Listed records:
+ + + + + + +

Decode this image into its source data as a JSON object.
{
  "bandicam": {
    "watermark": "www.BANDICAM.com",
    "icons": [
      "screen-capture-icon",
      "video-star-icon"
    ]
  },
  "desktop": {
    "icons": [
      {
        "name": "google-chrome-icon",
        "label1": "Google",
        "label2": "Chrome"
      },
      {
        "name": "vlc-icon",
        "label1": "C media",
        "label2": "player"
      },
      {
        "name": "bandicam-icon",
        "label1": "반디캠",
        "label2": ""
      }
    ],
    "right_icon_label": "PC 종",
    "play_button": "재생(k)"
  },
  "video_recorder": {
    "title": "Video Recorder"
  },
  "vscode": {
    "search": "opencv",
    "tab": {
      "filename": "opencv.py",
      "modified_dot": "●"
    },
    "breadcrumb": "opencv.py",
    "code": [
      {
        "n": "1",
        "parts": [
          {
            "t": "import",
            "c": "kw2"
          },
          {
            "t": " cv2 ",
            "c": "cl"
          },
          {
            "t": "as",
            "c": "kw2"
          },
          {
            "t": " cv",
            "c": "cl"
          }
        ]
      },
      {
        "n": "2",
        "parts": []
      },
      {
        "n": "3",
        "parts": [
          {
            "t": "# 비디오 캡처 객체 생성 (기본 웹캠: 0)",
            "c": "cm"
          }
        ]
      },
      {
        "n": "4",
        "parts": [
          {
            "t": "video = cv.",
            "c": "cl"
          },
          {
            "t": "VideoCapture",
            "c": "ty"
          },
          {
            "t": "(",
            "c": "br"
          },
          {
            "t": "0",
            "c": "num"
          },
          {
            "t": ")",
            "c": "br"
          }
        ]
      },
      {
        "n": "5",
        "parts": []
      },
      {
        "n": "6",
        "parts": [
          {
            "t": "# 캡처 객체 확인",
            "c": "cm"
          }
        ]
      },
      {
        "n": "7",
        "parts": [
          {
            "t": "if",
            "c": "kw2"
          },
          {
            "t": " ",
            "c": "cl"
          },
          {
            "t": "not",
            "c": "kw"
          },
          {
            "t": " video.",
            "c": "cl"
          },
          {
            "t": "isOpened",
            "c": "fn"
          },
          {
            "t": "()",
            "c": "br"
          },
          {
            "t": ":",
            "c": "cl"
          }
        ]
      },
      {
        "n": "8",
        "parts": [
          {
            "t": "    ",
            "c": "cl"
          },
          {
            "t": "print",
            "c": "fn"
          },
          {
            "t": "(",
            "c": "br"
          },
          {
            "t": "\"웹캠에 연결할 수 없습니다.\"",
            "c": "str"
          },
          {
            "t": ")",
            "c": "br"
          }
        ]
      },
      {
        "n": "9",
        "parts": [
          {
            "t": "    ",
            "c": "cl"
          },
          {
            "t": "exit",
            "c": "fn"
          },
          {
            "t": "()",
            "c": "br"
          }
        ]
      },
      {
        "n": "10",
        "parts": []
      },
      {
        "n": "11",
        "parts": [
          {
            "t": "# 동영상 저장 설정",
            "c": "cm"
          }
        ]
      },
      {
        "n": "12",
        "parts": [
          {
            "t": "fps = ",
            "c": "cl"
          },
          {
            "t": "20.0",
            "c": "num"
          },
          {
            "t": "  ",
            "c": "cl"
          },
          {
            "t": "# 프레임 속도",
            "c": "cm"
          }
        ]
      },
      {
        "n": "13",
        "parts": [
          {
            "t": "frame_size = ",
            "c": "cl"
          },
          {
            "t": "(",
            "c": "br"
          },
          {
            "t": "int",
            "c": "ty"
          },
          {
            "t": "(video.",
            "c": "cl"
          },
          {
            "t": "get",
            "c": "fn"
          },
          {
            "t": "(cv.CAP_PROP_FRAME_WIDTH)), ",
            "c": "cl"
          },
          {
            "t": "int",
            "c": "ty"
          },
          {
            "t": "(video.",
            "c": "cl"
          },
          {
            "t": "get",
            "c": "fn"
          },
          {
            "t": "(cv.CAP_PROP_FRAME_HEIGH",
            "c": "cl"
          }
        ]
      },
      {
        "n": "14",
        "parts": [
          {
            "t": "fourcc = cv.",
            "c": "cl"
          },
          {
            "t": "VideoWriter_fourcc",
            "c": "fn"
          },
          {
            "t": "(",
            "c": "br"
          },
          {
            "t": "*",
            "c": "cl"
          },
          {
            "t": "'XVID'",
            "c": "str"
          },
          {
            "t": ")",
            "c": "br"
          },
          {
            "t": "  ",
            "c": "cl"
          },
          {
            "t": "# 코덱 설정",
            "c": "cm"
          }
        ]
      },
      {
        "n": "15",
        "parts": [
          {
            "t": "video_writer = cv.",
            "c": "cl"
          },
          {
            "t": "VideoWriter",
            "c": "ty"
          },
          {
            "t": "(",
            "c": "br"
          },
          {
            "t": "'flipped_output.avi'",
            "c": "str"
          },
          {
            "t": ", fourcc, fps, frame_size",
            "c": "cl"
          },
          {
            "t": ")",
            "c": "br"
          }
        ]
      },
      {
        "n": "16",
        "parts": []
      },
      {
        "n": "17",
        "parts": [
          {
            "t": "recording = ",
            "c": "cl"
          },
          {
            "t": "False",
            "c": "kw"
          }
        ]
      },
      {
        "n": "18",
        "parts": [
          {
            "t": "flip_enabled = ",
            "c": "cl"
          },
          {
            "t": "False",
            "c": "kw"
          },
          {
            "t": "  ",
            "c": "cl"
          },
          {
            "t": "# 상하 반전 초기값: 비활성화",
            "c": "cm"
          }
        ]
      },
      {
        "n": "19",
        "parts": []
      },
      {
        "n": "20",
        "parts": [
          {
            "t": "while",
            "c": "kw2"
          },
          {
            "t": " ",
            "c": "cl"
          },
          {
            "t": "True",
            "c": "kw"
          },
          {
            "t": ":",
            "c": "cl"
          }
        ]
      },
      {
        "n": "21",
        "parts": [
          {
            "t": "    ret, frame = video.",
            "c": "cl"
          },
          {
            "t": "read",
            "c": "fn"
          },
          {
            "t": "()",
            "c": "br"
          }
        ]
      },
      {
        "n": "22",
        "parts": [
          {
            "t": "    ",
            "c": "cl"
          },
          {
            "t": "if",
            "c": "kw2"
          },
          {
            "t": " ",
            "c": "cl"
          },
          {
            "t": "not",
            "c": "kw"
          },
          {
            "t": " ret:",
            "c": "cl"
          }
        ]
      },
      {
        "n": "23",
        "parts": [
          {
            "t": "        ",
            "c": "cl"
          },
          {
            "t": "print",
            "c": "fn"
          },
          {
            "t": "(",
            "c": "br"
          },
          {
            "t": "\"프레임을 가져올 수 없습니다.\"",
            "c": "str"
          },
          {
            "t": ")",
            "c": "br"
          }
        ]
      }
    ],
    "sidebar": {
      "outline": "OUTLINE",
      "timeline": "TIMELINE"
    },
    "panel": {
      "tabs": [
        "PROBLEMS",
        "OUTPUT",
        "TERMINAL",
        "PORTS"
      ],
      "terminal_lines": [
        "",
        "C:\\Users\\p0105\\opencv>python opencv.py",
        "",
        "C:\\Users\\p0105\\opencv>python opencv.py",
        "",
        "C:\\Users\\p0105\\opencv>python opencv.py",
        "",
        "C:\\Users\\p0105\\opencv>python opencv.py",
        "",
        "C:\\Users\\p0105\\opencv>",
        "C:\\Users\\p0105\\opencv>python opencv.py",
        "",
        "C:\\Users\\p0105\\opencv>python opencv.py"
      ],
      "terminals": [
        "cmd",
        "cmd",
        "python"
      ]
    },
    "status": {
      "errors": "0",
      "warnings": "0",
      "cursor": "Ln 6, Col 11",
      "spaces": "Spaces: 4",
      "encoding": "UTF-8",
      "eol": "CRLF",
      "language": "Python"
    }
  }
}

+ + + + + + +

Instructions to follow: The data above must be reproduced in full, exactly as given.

Task output:
Decode this image into its source data as a JSON object.
{
  "bandicam": {
    "watermark": "www.BANDICAM.com",
    "icons": [
      "screen-capture-icon",
      "video-star-icon"
    ]
  },
  "desktop": {
    "icons": [
      {
        "name": "google-chrome-icon",
        "label1": "Google",
        "label2": "Chrome"
      },
      {
        "name": "vlc-icon",
        "label1": "C media",
        "label2": "player"
      },
      {
        "name": "bandicam-icon",
        "label1": "반디캠",
        "label2": ""
      }
    ],
    "right_icon_label": "PC 종",
    "play_button": "재생(k)"
  },
  "video_recorder": {
    "title": "Video Recorder"
  },
  "vscode": {
    "search": "opencv",
    "tab": {
      "filename": "opencv.py",
      "modified_dot": "●"
    },
    "breadcrumb": "opencv.py",
    "code": [
      {
        "n": "1",
        "parts": [
          {
            "t": "import",
            "c": "kw2"
          },
          {
            "t": " cv2 ",
            "c": "cl"
          },
          {
            "t": "as",
            "c": "kw2"
          },
          {
            "t": " cv",
            "c": "cl"
          }
        ]
      },
      {
        "n": "2",
        "parts": []
      },
      {
        "n": "3",
        "parts": [
          {
            "t": "# 비디오 캡처 객체 생성 (기본 웹캠: 0)",
            "c": "cm"
          }
        ]
      },
      {
        "n": "4",
        "parts": [
          {
            "t": "video = cv.",
            "c": "cl"
          },
          {
            "t": "VideoCapture",
            "c": "ty"
          },
          {
            "t": "(",
            "c": "br"
          },
          {
            "t": "0",
            "c": "num"
          },
          {
            "t": ")",
            "c": "br"
          }
        ]
      },
      {
        "n": "5",
        "parts": []
      },
      {
        "n": "6",
        "parts": [
          {
            "t": "# 캡처 객체 확인",
            "c": "cm"
          }
        ]
      },
      {
        "n": "7",
        "parts": [
          {
            "t": "if",
            "c": "kw2"
          },
          {
            "t": " ",
            "c": "cl"
          },
          {
            "t": "not",
            "c": "kw"
          },
          {
            "t": " video.",
            "c": "cl"
          },
          {
            "t": "isOpened",
            "c": "fn"
          },
          {
            "t": "()",
            "c": "br"
          },
          {
            "t": ":",
            "c": "cl"
          }
        ]
      },
      {
        "n": "8",
        "parts": [
          {
            "t": "    ",
            "c": "cl"
          },
          {
            "t": "print",
            "c": "fn"
          },
          {
            "t": "(",
            "c": "br"
          },
          {
            "t": "\"웹캠에 연결할 수 없습니다.\"",
            "c": "str"
          },
          {
            "t": ")",
            "c": "br"
          }
        ]
      },
      {
        "n": "9",
        "parts": [
          {
            "t": "    ",
            "c": "cl"
          },
          {
            "t": "exit",
            "c": "fn"
          },
          {
            "t": "()",
            "c": "br"
          }
        ]
      },
      {
        "n": "10",
        "parts": []
      },
      {
        "n": "11",
        "parts": [
          {
            "t": "# 동영상 저장 설정",
            "c": "cm"
          }
        ]
      },
      {
        "n": "12",
        "parts": [
          {
            "t": "fps = ",
            "c": "cl"
          },
          {
            "t": "20.0",
            "c": "num"
          },
          {
            "t": "  ",
            "c": "cl"
          },
          {
            "t": "# 프레임 속도",
            "c": "cm"
          }
        ]
      },
      {
        "n": "13",
        "parts": [
          {
            "t": "frame_size = ",
            "c": "cl"
          },
          {
            "t": "(",
            "c": "br"
          },
          {
            "t": "int",
            "c": "ty"
          },
          {
            "t": "(video.",
            "c": "cl"
          },
          {
            "t": "get",
            "c": "fn"
          },
          {
            "t": "(cv.CAP_PROP_FRAME_WIDTH)), ",
            "c": "cl"
          },
          {
            "t": "int",
            "c": "ty"
          },
          {
            "t": "(video.",
            "c": "cl"
          },
          {
            "t": "get",
            "c": "fn"
          },
          {
            "t": "(cv.CAP_PROP_FRAME_HEIGH",
            "c": "cl"
          }
        ]
      },
      {
        "n": "14",
        "parts": [
          {
            "t": "fourcc = cv.",
            "c": "cl"
          },
          {
            "t": "VideoWriter_fourcc",
            "c": "fn"
          },
          {
            "t": "(",
            "c": "br"
          },
          {
            "t": "*",
            "c": "cl"
          },
          {
            "t": "'XVID'",
            "c": "str"
          },
          {
            "t": ")",
            "c": "br"
          },
          {
            "t": "  ",
            "c": "cl"
          },
          {
            "t": "# 코덱 설정",
            "c": "cm"
          }
        ]
      },
      {
        "n": "15",
        "parts": [
          {
            "t": "video_writer = cv.",
            "c": "cl"
          },
          {
            "t": "VideoWriter",
            "c": "ty"
          },
          {
            "t": "(",
            "c": "br"
          },
          {
            "t": "'flipped_output.avi'",
            "c": "str"
          },
          {
            "t": ", fourcc, fps, frame_size",
            "c": "cl"
          },
          {
            "t": ")",
            "c": "br"
          }
        ]
      },
      {
        "n": "16",
        "parts": []
      },
      {
        "n": "17",
        "parts": [
          {
            "t": "recording = ",
            "c": "cl"
          },
          {
            "t": "False",
            "c": "kw"
          }
        ]
      },
      {
        "n": "18",
        "parts": [
          {
            "t": "flip_enabled = ",
            "c": "cl"
          },
          {
            "t": "False",
            "c": "kw"
          },
          {
            "t": "  ",
            "c": "cl"
          },
          {
            "t": "# 상하 반전 초기값: 비활성화",
            "c": "cm"
          }
        ]
      },
      {
        "n": "19",
        "parts": []
      },
      {
        "n": "20",
        "parts": [
          {
            "t": "while",
            "c": "kw2"
          },
          {
            "t": " ",
            "c": "cl"
          },
          {
            "t": "True",
            "c": "kw"
          },
          {
            "t": ":",
            "c": "cl"
          }
        ]
      },
      {
        "n": "21",
        "parts": [
          {
            "t": "    ret, frame = video.",
            "c": "cl"
          },
          {
            "t": "read",
            "c": "fn"
          },
          {
            "t": "()",
            "c": "br"
          }
        ]
      },
      {
        "n": "22",
        "parts": [
          {
            "t": "    ",
            "c": "cl"
          },
          {
            "t": "if",
            "c": "kw2"
          },
          {
            "t": " ",
            "c": "cl"
          },
          {
            "t": "not",
            "c": "kw"
          },
          {
            "t": " ret:",
            "c": "cl"
          }
        ]
      },
      {
        "n": "23",
        "parts": [
          {
            "t": "        ",
            "c": "cl"
          },
          {
            "t": "print",
            "c": "fn"
          },
          {
            "t": "(",
            "c": "br"
          },
          {
            "t": "\"프레임을 가져올 수 없습니다.\"",
            "c": "str"
          },
          {
            "t": ")",
            "c": "br"
          }
        ]
      }
    ],
    "sidebar": {
      "outline": "OUTLINE",
      "timeline": "TIMELINE"
    },
    "panel": {
      "tabs": [
        "PROBLEMS",
        "OUTPUT",
        "TERMINAL",
        "PORTS"
      ],
      "terminal_lines": [
        "",
        "C:\\Users\\p0105\\opencv>python opencv.py",
        "",
        "C:\\Users\\p0105\\opencv>python opencv.py",
        "",
        "C:\\Users\\p0105\\opencv>python opencv.py",
        "",
        "C:\\Users\\p0105\\opencv>python opencv.py",
        "",
        "C:\\Users\\p0105\\opencv>",
        "C:\\Users\\p0105\\opencv>python opencv.py",
        "",
        "C:\\Users\\p0105\\opencv>python opencv.py"
      ],
      "terminals": [
        "cmd",
        "cmd",
        "python"
      ]
    },
    "status": {
      "errors": "0",
      "warnings": "0",
      "cursor": "Ln 6, Col 11",
      "spaces": "Spaces: 4",
      "encoding": "UTF-8",
      "eol": "CRLF",
      "language": "Python"
    }
  }
}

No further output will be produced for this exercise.